A spare parts lessor may also need to consider the risk of its spare parts becoming ‘fixtures’, which means they legally become part of the land to which they are affixed and are treated as the property of the landowner. This will not be relevant to all spare parts: whether or not a spare part becomes a fixture will depend on the applicable system of law, the specific facts and the purpose and degree of annexation.

Where this is a potential risk, the lessor should consider restricting the lessee’s right to affix the spare parts to land (however, this will not necessarily prevent them from becoming fixtures where they are in fact affixed, and this may not be an option for spare parts which are intended to be affixed to land). The lessor should also require a landlord/mortgagee waiver from anyone with a relevant interest in the land, such as the lessee’s landlord and any superior landlords and mortgagees. Broadly speaking, this would be on similar terms to a recognition of rights agreement (described above).

Even where the risk of a spare part becoming a fixture is remote, the lessor should consider whether the landowner (or anyone claiming through it) would, in practical terms, be able to frustrate its ability to access the spare parts to recover them in much the same way as might an owner of a host asset as referred to in the section above. Where this is a possibility, the lessor should consider requiring a landlord/mortgagee waiver.

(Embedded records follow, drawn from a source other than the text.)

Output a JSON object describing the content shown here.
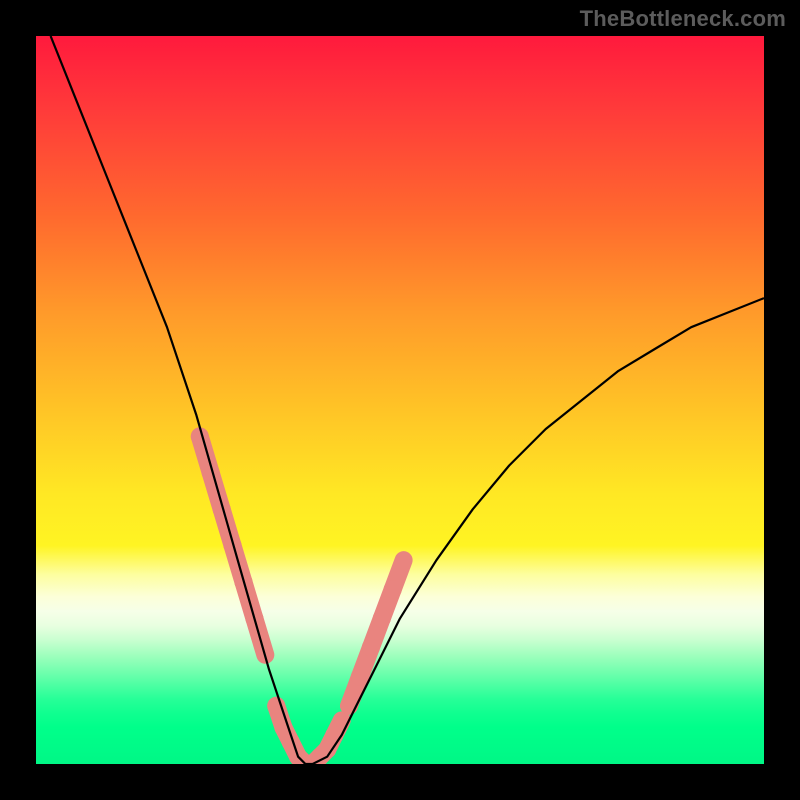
{
  "watermark": "TheBottleneck.com",
  "chart_data": {
    "type": "line",
    "title": "",
    "xlabel": "",
    "ylabel": "",
    "xlim": [
      0,
      100
    ],
    "ylim": [
      0,
      100
    ],
    "series": [
      {
        "name": "bottleneck-curve",
        "x": [
          2,
          6,
          10,
          14,
          18,
          22,
          26,
          28,
          30,
          32,
          34,
          35,
          36,
          37,
          38,
          40,
          42,
          44,
          46,
          50,
          55,
          60,
          65,
          70,
          75,
          80,
          85,
          90,
          95,
          100
        ],
        "y": [
          100,
          90,
          80,
          70,
          60,
          48,
          34,
          27,
          20,
          13,
          7,
          4,
          1,
          0,
          0,
          1,
          4,
          8,
          12,
          20,
          28,
          35,
          41,
          46,
          50,
          54,
          57,
          60,
          62,
          64
        ]
      }
    ],
    "highlight_segments": [
      {
        "name": "left-highlight",
        "x": [
          22.5,
          24,
          25.5,
          27,
          28.5,
          30,
          31.5
        ],
        "y": [
          45,
          40,
          35,
          30,
          25,
          20,
          15
        ]
      },
      {
        "name": "bottom-highlight",
        "x": [
          33,
          34,
          35,
          36,
          37,
          38,
          39,
          40,
          41,
          42
        ],
        "y": [
          8,
          5,
          3,
          1,
          0,
          0,
          1,
          2,
          4,
          6
        ]
      },
      {
        "name": "right-highlight",
        "x": [
          43,
          44.5,
          46,
          47.5,
          49,
          50.5
        ],
        "y": [
          8,
          12,
          16,
          20,
          24,
          28
        ]
      }
    ],
    "highlight_color": "#e9847f",
    "curve_color": "#000000"
  }
}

While spare parts leasing has certain inherent risks for a spare parts lessor, a well-drafted suite of leasing documentation can offer the lessee the flexibility it needs to access essential spare parts without the capital expenditure required to purchase them outright, while at the same time offering the lessor certain protections against some of those inherent risks.